Speter had worked with the Jewish Arts (JArts) Collaborative previously, honoring the Jewish community’s strength through artwork celebrating Hanukkah. From setting up interactive exhibits in the Museum of Fine Arts to displaying collaborative pieces in the windows of abandoned storefronts, Speter embraces the word “brighter” for her Hanukkah tributes each winter.
“Art is always important, period,” Speter said. “But there are times when it can have even more power in bringing people together. We've been so isolated. Part of this is it's a beacon of light to welcome people back out.”
Speter and Bhargava’s work is grounded in direct community interaction. They held workshops for students, patients at rehabilitation facilities, and residents of retirement homes and asked every participant the same question.
What is the source of your inner strength?
Each participant then scratched out a design on their square of paper, symbolizing the people or things that empower them. Once finished with their art, over 70 people recorded an audio track explaining the significance of their work.

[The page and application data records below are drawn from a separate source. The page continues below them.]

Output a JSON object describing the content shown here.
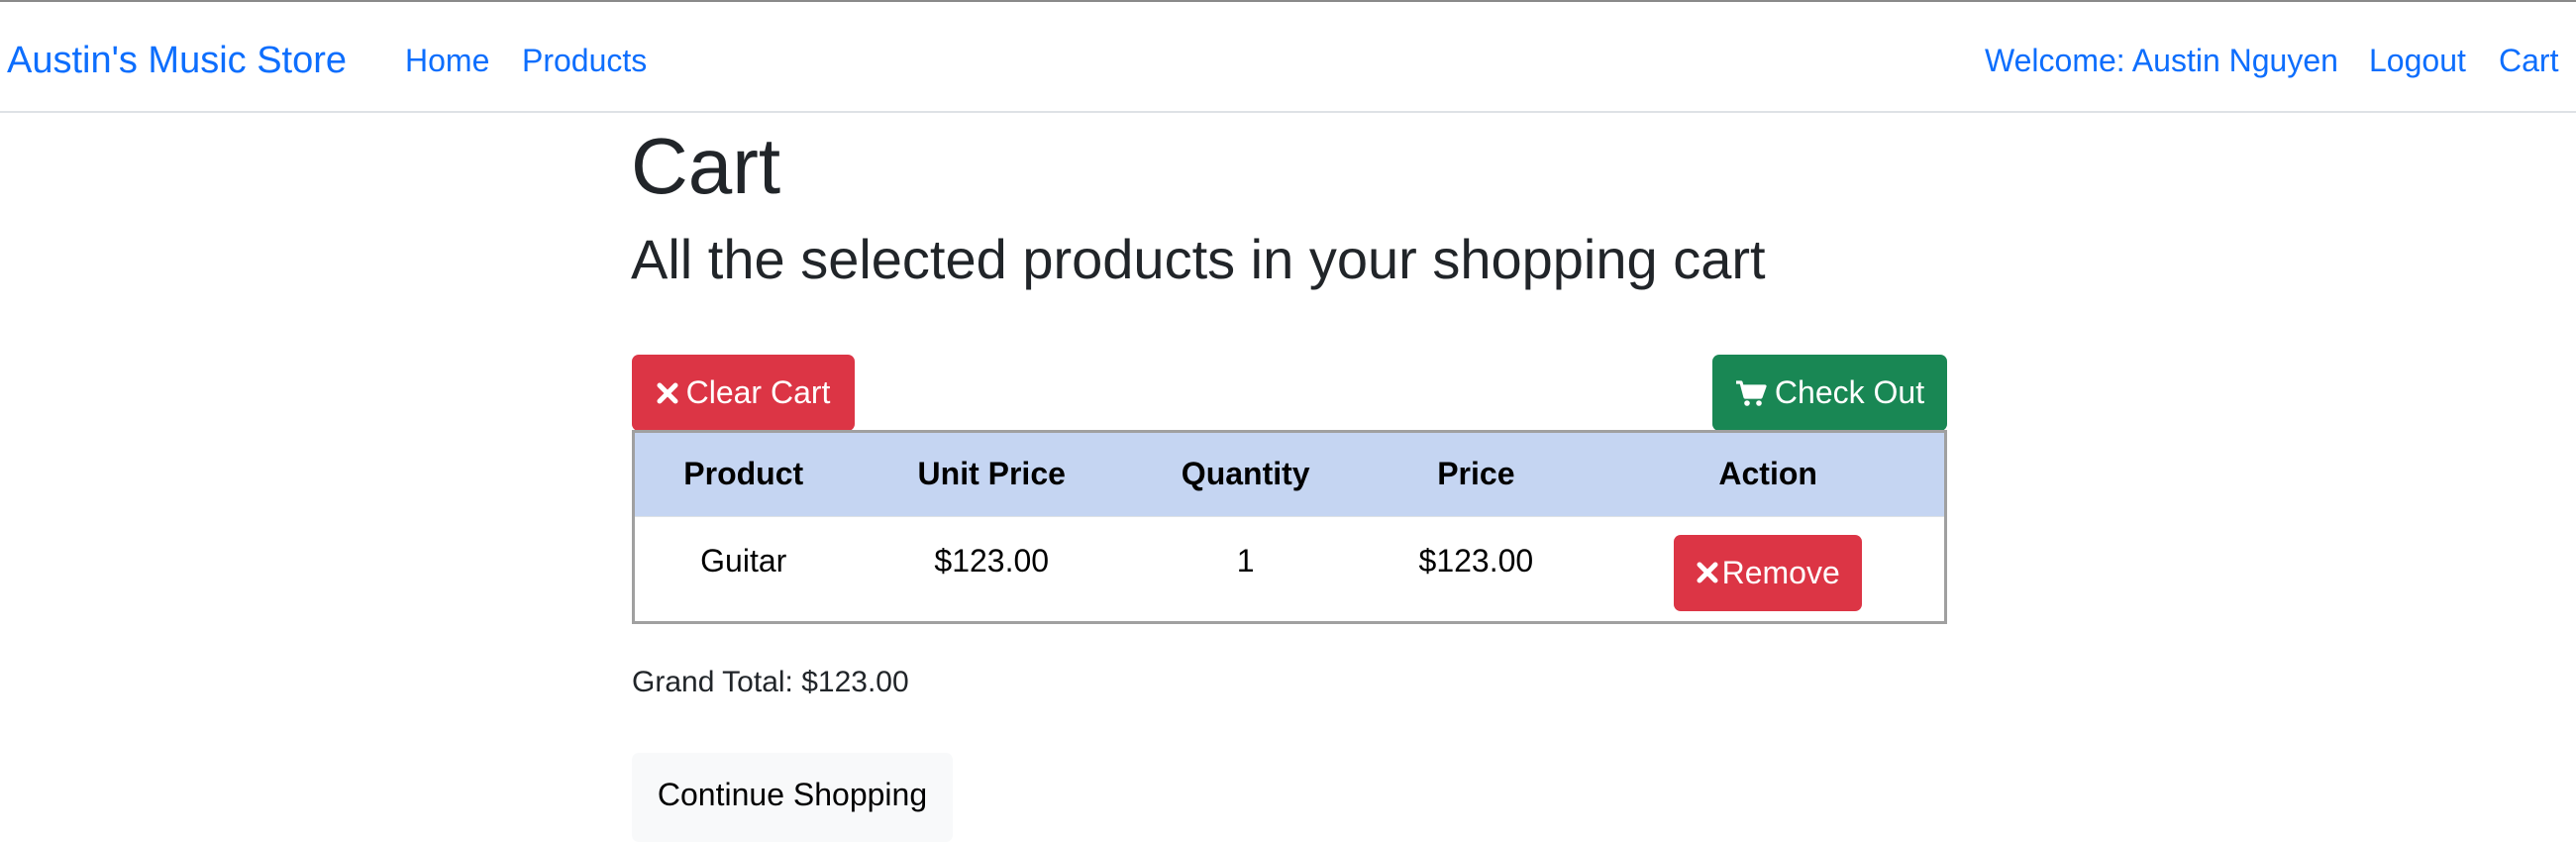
{
  "navbar": {
    "brand": "Austin's Music Store",
    "links": {
      "home": "Home",
      "products": "Products",
      "welcome": "Welcome: Austin Nguyen",
      "logout": "Logout",
      "cart": "Cart"
    }
  },
  "page": {
    "title": "Cart",
    "subtitle": "All the selected products in your shopping cart"
  },
  "actions": {
    "clear_cart": "Clear Cart",
    "check_out": "Check Out",
    "continue_shopping": "Continue Shopping"
  },
  "table": {
    "headers": [
      "Product",
      "Unit Price",
      "Quantity",
      "Price",
      "Action"
    ],
    "rows": [
      {
        "product": "Guitar",
        "unit_price": "$123.00",
        "quantity": "1",
        "price": "$123.00",
        "action": "Remove"
      }
    ]
  },
  "grand_total": "Grand Total: $123.00",
  "icons": {
    "clear": "times-icon",
    "checkout": "shopping-cart-icon",
    "remove": "times-icon"
  },
  "colors": {
    "link": "#0d6efd",
    "danger": "#dc3545",
    "success": "#198754",
    "table_header": "#c5d5f2",
    "light_button": "#f8f9fa"
  }
}
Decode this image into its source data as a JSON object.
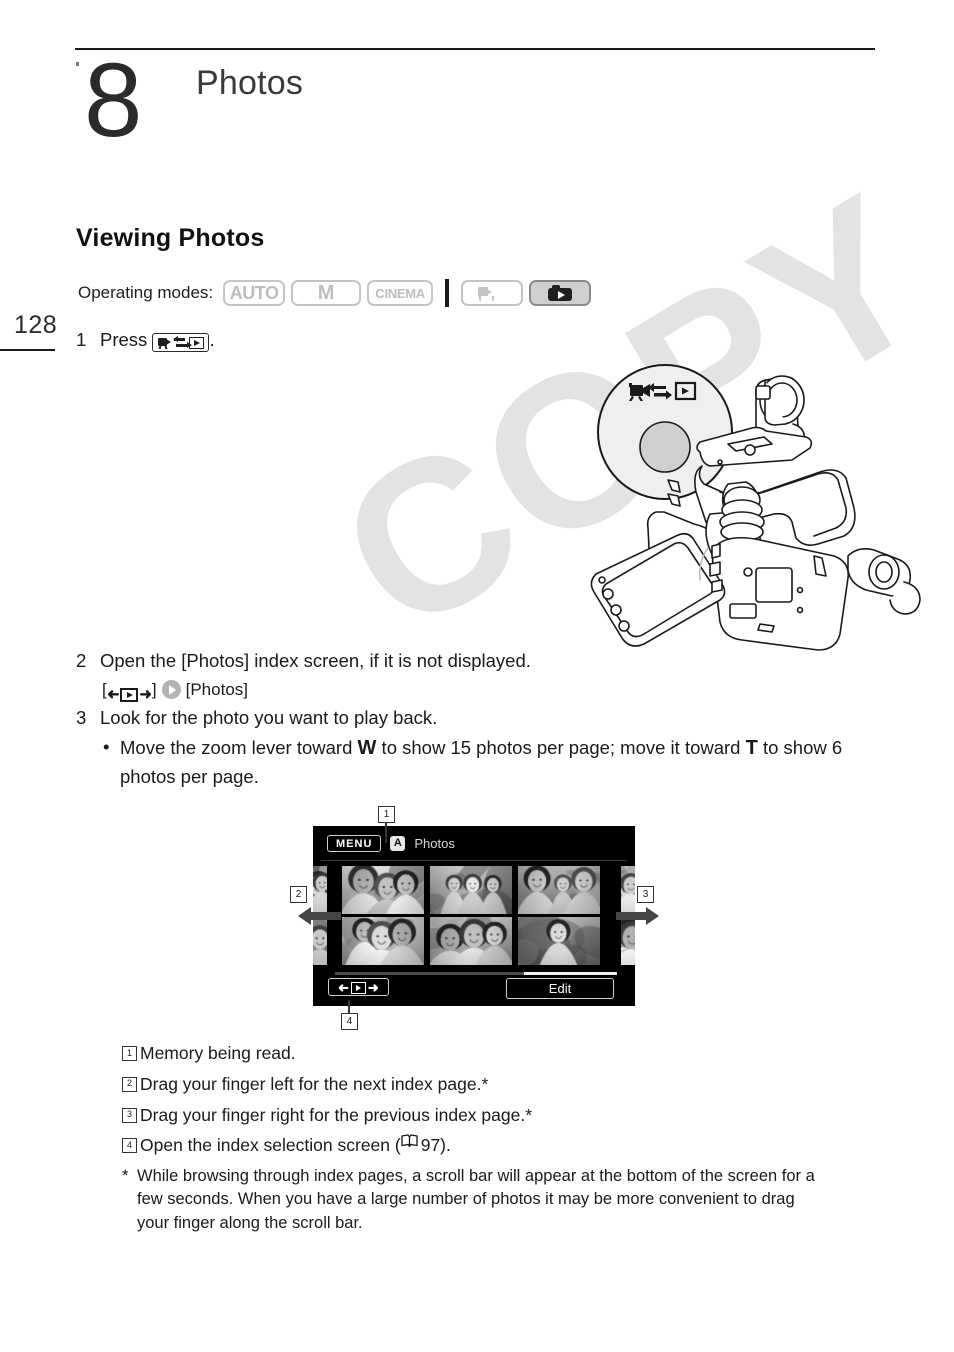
{
  "page": {
    "number": "128",
    "watermark": "COPY"
  },
  "chapter": {
    "number": "8",
    "title": "Photos"
  },
  "section": {
    "heading": "Viewing Photos"
  },
  "operating_modes": {
    "label": "Operating modes:",
    "badges": [
      {
        "name": "auto",
        "label": "AUTO",
        "active": false
      },
      {
        "name": "manual",
        "label": "M",
        "active": false
      },
      {
        "name": "cinema",
        "label": "CINEMA",
        "active": false
      },
      {
        "name": "movie-playback",
        "label": "movie-playback-icon",
        "active": false
      },
      {
        "name": "photo-playback",
        "label": "photo-playback-icon",
        "active": true
      }
    ]
  },
  "steps": {
    "step1": {
      "num": "1",
      "text_before": "Press",
      "icon": "camera-playback-toggle-icon",
      "text_after": "."
    },
    "step2": {
      "num": "2",
      "text": "Open the [Photos] index screen, if it is not displayed."
    },
    "step2_sub": {
      "bracket_open": "[",
      "icon": "index-selection-icon",
      "bracket_close": "]",
      "target": "[Photos]"
    },
    "step3": {
      "num": "3",
      "text": "Look for the photo you want to play back."
    },
    "step3_bullet": {
      "part1": "Move the zoom lever toward ",
      "wide": "W",
      "part2": " to show 15 photos per page; move it toward ",
      "tele": "T",
      "part3": " to show 6 photos per page."
    }
  },
  "camera_screen": {
    "menu_label": "MENU",
    "memory_badge": "A",
    "title": "Photos",
    "edit_label": "Edit",
    "index_select_icon": "index-selection-icon",
    "scrollbar_visible": true
  },
  "callouts": {
    "one": "1",
    "two": "2",
    "three": "3",
    "four": "4"
  },
  "notes": [
    {
      "num": "1",
      "text": "Memory being read."
    },
    {
      "num": "2",
      "text": "Drag your finger left for the next index page.*"
    },
    {
      "num": "3",
      "text": "Drag your finger right for the previous index page.*"
    },
    {
      "num": "4",
      "text_before": "Open the index selection screen (",
      "book_icon": "book-icon",
      "page_ref": " 97).",
      "text_after": ""
    }
  ],
  "footnote": {
    "marker": "*",
    "text": "While browsing through index pages, a scroll bar will appear at the bottom of the screen for a few seconds. When you have a large number of photos it may be more convenient to drag your finger along the scroll bar."
  },
  "colors": {
    "text": "#1a1a1a",
    "muted_badge": "#bdbdbd",
    "active_badge_bg": "#d0d0d0",
    "watermark": "#e3e3e3",
    "screen_bg": "#000000"
  }
}
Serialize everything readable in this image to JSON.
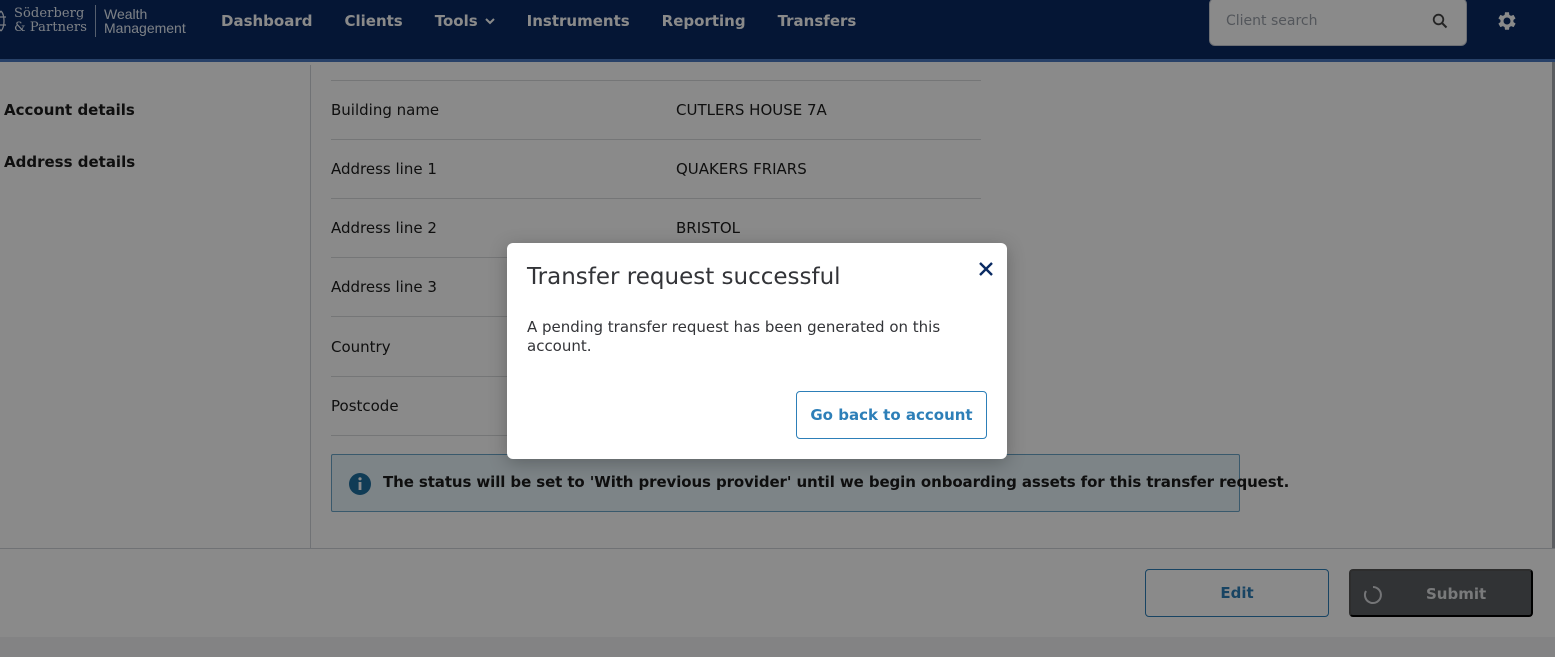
{
  "brand": {
    "line1": "Söderberg",
    "line2": "& Partners",
    "product1": "Wealth",
    "product2": "Management"
  },
  "nav": {
    "items": [
      {
        "label": "Dashboard"
      },
      {
        "label": "Clients"
      },
      {
        "label": "Tools"
      },
      {
        "label": "Instruments"
      },
      {
        "label": "Reporting"
      },
      {
        "label": "Transfers"
      }
    ]
  },
  "search": {
    "placeholder": "Client search"
  },
  "sidebar": {
    "items": [
      {
        "label": "Account details"
      },
      {
        "label": "Address details"
      }
    ]
  },
  "address": {
    "rows": [
      {
        "label": "Building name",
        "value": "CUTLERS HOUSE 7A"
      },
      {
        "label": "Address line 1",
        "value": "QUAKERS FRIARS"
      },
      {
        "label": "Address line 2",
        "value": "BRISTOL"
      },
      {
        "label": "Address line 3",
        "value": ""
      },
      {
        "label": "Country",
        "value": ""
      },
      {
        "label": "Postcode",
        "value": ""
      }
    ]
  },
  "info": {
    "text": "The status will be set to 'With previous provider' until we begin onboarding assets for this transfer request."
  },
  "footer": {
    "edit_label": "Edit",
    "submit_label": "Submit"
  },
  "modal": {
    "title": "Transfer request successful",
    "body": "A pending transfer request has been generated on this account.",
    "button_label": "Go back to account"
  },
  "colors": {
    "header_bg": "#0a2a62",
    "accent": "#2d7fb8",
    "info_bg": "#e7f4fa"
  }
}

The combined audio is played at every Brighter Revealed mobile art showing.
“It is very intentionally a light that shines during the darkest, coldest time of the year,” Bhargava said. “I truly believe that the collaborative art projects that we're able to lead can strengthen a community. [It] can help people feel ownership of where they are and where their art is being seen.”
After gathering the 320 individual scraps of art from each workshop, the two artists adhered them to the windows of the lantern, a carpentry project spearheaded by high school senior Manny Hutter.
“So much talent has gone into this,” executive director of the Collaboration Laura Mandel said. “We have community partners that are so excited to have [the lantern]. People are excited by what [Speter and Bhargava] have created, and it’s just incredible.”
Because of Brighter Revealed’s popularity, the JArts Collaboration is extending the lantern’s travel until the end of December.
“When we were thinking about what this next iteration [of the Brighter series] could be during the pandemic, I had this crazy idea, ‘I wonder if we could build it on a trailer.’ Most people would say that's too crazy and move on,” Speter said. “JArts sat with us and asked what that would look like. [We have] gratitude for JArts for recognizing and believing in something that's never been done before.”
After Speter’s truck rental expires, she said they hope to relocate the lantern to a more permanent resting place so it can continue bringing the light for days to come.